Guillermo Silva-Marin’s production for Toronto Operetta Theatre is quite straightforward with period costumes and sets and no surprises. It looks fine and provides a traditional framework for some very decent performances. Jean Stilwell, Lady Bracknell of course, headlined in pre-production publicity. It was a more nuanced reading than Edith Evans, perhaps even too subdued in the first act but coming alive after the interval with a fine performance of her one big number Few Girls Today. The quartet of lovers were consistently excellent. Cameron McPhail (Jack Worthing) sang particularly well and showed the acting chops we know he has. Thomas Macleay was a good foil as Algernon Moncrieff with a strong acting performance and very decent singing. Michelle Garlough’s Gwendolen was a fine balance of the silly and the pompously serious while Charlotte Knight’s ditzier Cecily showed an ability to make fun of herself and the role with its occasional slightly out-of-nowhere coloratura.

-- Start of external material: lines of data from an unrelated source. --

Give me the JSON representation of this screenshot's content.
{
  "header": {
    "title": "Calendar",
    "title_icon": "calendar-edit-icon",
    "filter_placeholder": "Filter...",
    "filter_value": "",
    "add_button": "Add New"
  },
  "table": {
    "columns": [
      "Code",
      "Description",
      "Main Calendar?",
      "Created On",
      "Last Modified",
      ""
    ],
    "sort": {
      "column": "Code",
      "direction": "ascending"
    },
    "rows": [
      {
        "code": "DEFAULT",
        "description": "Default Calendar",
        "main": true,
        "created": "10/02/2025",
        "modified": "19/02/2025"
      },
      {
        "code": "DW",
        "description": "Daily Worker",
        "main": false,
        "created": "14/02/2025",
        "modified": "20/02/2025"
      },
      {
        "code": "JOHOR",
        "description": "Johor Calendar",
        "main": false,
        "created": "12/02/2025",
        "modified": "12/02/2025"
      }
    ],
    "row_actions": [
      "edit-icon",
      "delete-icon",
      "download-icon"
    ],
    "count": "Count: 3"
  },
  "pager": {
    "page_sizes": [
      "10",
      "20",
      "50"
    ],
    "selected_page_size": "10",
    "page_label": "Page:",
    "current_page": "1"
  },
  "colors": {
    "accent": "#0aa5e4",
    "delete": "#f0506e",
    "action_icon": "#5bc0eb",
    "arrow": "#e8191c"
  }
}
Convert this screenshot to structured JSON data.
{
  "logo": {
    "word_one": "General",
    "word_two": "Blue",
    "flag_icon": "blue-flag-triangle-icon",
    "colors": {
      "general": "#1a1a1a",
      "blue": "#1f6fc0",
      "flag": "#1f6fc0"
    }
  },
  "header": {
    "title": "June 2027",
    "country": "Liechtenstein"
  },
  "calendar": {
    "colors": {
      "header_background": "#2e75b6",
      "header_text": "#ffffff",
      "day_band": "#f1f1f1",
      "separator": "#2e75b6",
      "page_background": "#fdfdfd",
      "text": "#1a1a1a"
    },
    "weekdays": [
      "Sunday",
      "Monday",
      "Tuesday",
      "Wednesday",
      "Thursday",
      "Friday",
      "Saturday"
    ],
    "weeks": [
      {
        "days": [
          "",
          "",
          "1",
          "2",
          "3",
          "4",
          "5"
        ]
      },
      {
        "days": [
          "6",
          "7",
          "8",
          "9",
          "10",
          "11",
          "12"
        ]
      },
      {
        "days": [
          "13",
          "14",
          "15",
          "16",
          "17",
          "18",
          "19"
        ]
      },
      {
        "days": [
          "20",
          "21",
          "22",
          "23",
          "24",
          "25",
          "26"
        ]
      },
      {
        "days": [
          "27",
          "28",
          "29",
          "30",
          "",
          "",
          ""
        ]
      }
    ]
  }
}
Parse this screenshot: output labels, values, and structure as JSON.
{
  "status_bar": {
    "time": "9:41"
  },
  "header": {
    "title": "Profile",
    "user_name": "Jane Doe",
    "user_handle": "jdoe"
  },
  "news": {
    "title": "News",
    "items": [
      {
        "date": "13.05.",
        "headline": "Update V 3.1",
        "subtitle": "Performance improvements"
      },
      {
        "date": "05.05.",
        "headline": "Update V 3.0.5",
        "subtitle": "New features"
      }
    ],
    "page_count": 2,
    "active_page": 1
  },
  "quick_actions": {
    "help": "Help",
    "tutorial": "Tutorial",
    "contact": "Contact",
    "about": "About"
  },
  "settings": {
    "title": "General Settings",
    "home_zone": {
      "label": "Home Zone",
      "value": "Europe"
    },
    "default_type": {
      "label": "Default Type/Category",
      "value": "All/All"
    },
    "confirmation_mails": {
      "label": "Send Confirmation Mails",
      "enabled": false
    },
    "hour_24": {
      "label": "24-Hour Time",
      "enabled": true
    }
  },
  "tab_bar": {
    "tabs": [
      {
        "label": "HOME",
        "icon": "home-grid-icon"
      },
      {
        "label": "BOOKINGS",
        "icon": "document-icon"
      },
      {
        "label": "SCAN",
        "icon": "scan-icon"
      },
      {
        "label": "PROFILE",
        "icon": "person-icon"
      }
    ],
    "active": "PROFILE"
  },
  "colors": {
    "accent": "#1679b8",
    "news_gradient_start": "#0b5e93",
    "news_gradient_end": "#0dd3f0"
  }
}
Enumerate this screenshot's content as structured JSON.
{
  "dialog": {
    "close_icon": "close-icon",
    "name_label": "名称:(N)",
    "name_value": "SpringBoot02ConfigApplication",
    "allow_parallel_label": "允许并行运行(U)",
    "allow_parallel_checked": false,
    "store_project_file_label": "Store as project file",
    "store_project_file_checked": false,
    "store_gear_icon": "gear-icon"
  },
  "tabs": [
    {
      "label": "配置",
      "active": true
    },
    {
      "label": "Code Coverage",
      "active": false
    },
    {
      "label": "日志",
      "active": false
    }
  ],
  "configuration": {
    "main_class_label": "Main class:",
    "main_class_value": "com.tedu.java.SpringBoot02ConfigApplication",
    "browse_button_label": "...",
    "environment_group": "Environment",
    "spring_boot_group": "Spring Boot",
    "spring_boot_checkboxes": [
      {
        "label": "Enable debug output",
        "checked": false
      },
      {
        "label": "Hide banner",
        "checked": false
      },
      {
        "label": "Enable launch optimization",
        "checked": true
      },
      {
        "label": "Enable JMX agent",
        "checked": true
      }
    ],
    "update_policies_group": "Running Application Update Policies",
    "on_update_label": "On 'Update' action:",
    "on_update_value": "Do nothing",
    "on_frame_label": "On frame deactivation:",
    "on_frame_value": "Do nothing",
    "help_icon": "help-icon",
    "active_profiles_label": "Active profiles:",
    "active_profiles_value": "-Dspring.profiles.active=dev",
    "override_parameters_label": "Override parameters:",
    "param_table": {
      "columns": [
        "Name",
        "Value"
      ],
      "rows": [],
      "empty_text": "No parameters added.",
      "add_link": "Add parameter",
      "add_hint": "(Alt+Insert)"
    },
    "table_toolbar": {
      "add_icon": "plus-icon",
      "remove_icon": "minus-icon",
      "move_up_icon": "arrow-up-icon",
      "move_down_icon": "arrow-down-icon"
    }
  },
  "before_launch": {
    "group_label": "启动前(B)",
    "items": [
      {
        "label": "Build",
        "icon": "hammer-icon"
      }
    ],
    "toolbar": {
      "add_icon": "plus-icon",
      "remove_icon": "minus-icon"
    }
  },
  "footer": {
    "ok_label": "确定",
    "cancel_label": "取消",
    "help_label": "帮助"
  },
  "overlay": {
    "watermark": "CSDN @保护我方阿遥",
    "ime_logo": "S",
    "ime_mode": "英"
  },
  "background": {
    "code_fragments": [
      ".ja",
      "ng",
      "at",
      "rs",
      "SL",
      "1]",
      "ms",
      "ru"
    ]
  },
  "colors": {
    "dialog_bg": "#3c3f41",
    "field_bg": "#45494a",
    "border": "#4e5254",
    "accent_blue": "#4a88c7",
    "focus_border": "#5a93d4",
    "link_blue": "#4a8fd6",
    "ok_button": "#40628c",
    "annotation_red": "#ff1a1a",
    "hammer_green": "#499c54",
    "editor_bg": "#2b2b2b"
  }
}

The ‘minor’ characters are well done too. I particular liked Sean Curran as Lane, Jack’s manservant, and Greg Finney’s appropriately oily Canon Chasuble. Good work too from Diego Catalá as Merryman and Rosalind McArthur as Miss Prism.
Larry Beckwith conducted a nine piece band and conjured up a remarkably big sound. He also kept things moving along, even through the occasional longeurs in the first act. All in all, this show is a pretty fair example of what Toronto Operetta Theatre does well. You get attractive, talented young singers in a well produced show that isn’t going to challenge anybody’s ideas of the work or the genre. In places it’s funny too. We all need that.
Photo credits: Gary Beechey